The Big Ben restoration project will kick off on August 21 and for another four years it will not sound the hours though it will surely sound on big occasions like the Remembrance Sunday.
The conservation project of the iconic bell in London to cost $3.8 million and it includes the repair work of Queen Elizabeth Tower too that houses it and the clock.
According to keeper of the Great Clock, Steve Jaggs, the four dials will be cleaned and repaired after dismantling the entire mechanism piece by piece. The cast-iron roof will be repaired and work will also be done to stop water seepage.
Big Ben was constructed in 1859 and since then it has stopped several times. However, the maintenance work this time will be the longest. It has 13-foot pendulum.
Big Ben is one of the most famous landmarks of London and the structure is named after Queen Elizabeth II. During World War II it survived German bombing, but one side of the clock face was blown out.
The structure has five bells and the largest is named as Big Ben, which has became the common name for it. It chime the hour while the rest four bells bong the quarter hours.
In 2015 British newspaper columnist Quentin Letts said stopping the Big Ben would be similar to stopping London’s heartbeat. He said in the context of worries over the condition of the tower then and the news struck mainstream press.
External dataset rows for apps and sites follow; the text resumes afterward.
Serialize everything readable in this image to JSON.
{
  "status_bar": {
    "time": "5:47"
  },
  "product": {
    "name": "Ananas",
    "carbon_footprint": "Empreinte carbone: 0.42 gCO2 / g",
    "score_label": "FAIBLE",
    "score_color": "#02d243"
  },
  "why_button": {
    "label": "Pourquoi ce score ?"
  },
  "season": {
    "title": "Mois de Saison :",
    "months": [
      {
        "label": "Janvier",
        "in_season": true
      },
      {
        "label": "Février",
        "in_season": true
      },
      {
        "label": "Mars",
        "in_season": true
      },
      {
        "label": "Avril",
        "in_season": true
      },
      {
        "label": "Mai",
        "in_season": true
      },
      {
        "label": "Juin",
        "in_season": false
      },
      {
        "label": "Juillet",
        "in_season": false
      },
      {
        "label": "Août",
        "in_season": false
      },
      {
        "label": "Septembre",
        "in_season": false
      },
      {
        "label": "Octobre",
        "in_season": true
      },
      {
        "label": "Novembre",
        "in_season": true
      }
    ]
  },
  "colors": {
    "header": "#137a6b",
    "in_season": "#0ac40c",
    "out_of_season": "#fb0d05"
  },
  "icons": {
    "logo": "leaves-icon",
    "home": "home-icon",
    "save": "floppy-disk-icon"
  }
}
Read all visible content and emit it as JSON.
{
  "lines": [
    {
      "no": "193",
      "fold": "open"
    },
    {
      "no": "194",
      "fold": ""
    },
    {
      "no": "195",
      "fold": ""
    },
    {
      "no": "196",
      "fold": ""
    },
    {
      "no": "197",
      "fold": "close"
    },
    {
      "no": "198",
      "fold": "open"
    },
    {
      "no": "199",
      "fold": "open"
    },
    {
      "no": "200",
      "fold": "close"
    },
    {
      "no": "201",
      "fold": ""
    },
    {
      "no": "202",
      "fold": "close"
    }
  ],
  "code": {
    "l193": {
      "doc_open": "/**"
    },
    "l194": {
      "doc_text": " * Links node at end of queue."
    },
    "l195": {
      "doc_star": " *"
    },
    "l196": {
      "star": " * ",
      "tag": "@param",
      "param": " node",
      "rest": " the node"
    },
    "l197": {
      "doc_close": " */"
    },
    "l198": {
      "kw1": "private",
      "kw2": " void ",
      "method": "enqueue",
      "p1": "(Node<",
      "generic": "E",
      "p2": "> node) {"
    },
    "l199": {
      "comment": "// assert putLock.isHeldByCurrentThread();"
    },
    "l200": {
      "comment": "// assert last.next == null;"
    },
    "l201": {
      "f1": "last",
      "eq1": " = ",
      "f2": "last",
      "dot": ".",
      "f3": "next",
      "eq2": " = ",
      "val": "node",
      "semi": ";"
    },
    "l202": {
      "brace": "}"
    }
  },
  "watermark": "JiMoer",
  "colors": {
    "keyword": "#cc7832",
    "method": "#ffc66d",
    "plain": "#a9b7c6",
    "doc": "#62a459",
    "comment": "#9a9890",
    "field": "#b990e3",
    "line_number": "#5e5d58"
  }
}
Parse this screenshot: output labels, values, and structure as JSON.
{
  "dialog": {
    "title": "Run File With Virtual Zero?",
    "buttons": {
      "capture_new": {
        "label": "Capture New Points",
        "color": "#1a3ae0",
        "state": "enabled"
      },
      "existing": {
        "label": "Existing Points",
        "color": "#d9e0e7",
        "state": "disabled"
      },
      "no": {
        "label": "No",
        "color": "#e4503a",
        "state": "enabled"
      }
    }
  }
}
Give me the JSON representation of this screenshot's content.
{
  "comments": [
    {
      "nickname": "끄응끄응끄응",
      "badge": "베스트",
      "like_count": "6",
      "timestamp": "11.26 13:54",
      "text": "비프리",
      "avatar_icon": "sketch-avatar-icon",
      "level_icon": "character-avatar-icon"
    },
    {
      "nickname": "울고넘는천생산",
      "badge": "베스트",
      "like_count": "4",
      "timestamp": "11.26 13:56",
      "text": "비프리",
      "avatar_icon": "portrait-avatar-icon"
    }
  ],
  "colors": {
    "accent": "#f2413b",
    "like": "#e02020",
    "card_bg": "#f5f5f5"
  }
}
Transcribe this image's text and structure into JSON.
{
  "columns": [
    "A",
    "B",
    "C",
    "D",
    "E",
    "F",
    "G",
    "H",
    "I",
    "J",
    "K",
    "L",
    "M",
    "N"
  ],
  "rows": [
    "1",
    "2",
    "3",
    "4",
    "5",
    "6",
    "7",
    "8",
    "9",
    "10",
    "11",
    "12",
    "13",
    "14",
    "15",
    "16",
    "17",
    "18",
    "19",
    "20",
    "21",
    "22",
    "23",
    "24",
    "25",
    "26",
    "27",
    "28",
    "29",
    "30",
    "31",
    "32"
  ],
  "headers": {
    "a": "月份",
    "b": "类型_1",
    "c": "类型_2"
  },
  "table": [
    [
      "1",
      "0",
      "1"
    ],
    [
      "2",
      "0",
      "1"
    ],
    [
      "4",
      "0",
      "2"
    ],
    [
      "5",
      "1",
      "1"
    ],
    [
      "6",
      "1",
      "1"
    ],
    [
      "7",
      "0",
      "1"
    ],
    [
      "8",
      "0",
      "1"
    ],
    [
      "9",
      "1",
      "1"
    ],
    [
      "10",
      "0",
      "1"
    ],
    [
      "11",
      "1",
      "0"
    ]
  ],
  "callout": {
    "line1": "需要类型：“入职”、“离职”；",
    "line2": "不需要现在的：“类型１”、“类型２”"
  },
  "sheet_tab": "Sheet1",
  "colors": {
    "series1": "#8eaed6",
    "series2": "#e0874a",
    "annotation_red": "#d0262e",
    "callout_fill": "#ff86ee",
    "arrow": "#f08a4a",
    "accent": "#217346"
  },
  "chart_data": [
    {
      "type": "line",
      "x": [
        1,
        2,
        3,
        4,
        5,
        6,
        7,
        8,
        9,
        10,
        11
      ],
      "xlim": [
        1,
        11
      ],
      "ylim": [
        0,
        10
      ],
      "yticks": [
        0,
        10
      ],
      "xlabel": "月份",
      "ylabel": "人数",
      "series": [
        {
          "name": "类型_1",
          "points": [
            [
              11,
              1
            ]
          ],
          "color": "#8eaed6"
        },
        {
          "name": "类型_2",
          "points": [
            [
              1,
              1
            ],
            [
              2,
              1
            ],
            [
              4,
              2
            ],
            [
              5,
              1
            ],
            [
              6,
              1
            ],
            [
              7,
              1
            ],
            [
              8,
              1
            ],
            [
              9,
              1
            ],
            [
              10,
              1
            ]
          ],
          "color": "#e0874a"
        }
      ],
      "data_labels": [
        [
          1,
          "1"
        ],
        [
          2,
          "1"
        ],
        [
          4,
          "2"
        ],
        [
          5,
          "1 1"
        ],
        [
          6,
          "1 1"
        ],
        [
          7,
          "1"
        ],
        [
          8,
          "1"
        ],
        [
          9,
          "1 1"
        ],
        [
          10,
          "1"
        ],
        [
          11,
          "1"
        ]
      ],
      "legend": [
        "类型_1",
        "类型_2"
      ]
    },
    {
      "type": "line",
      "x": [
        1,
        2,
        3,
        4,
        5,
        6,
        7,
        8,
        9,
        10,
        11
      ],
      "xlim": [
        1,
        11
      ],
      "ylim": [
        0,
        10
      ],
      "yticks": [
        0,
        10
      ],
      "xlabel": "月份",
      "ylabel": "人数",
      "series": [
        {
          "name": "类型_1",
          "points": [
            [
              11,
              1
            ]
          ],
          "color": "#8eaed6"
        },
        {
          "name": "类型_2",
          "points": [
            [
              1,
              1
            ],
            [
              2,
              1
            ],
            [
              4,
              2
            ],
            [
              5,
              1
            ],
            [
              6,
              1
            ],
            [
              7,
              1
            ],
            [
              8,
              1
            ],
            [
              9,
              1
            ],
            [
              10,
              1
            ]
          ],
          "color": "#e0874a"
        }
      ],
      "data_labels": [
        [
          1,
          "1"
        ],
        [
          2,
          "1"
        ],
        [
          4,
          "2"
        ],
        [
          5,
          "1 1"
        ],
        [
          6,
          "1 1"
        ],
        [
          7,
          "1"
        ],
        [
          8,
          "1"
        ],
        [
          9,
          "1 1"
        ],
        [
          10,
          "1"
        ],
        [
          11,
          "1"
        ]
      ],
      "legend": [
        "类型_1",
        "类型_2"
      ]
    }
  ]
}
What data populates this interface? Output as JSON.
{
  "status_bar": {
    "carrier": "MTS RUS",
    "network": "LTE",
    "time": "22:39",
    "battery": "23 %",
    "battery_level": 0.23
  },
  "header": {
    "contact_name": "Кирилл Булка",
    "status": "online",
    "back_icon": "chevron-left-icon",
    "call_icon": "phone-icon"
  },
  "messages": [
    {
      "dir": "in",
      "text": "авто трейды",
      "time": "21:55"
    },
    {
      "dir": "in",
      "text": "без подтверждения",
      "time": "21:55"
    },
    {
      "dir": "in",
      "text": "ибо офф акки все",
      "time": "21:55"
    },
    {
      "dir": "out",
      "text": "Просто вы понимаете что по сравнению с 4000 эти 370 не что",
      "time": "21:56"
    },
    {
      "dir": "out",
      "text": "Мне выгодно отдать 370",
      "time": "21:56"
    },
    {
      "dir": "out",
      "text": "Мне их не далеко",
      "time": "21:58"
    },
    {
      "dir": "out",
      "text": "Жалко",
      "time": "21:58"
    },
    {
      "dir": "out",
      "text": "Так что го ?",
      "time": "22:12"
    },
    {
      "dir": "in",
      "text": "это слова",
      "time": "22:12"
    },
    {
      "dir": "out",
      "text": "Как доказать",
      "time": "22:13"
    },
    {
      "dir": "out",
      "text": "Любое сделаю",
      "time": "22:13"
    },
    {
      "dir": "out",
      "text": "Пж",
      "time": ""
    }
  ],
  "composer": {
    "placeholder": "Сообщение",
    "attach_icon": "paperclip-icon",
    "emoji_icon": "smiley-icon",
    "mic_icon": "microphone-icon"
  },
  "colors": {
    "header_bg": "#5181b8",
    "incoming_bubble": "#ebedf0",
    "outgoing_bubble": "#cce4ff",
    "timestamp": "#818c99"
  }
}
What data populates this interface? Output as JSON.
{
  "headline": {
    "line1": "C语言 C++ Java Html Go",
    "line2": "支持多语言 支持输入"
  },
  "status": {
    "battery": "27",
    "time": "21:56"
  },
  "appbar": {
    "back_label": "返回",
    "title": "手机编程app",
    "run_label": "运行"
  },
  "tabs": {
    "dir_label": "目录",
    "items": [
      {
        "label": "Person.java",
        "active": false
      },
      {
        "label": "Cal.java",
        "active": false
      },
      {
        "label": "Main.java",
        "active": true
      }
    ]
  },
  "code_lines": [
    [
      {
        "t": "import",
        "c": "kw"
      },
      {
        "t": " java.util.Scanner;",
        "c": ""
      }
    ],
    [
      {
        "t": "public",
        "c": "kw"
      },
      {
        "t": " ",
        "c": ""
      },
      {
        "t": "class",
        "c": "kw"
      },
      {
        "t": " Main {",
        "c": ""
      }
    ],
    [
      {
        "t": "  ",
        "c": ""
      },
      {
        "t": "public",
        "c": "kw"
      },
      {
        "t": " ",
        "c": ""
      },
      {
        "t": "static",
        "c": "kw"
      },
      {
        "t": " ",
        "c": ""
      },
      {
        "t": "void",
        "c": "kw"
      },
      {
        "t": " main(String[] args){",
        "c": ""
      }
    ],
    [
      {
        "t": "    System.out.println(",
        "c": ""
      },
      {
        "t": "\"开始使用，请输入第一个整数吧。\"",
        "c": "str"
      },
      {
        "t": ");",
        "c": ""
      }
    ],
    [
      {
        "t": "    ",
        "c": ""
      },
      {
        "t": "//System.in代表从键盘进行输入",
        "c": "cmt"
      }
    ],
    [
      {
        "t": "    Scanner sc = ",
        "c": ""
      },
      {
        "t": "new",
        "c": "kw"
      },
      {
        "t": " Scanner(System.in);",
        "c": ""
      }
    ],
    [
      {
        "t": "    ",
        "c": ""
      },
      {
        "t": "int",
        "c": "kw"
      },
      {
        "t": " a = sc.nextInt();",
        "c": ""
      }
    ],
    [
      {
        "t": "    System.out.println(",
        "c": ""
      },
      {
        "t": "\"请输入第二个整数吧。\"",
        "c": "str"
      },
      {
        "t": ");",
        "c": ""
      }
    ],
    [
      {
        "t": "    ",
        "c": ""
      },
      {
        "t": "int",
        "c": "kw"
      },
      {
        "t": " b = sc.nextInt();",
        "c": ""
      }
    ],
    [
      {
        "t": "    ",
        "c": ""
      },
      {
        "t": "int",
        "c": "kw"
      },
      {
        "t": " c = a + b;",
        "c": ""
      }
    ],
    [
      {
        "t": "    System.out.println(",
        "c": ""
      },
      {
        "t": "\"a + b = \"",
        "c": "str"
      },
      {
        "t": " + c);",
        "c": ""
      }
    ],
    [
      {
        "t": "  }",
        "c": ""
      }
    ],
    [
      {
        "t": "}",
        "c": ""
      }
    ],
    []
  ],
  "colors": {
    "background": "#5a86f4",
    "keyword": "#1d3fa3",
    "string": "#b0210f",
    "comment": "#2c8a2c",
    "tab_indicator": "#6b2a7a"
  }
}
Letts added, “This is the marrow in our bones, this old clock.”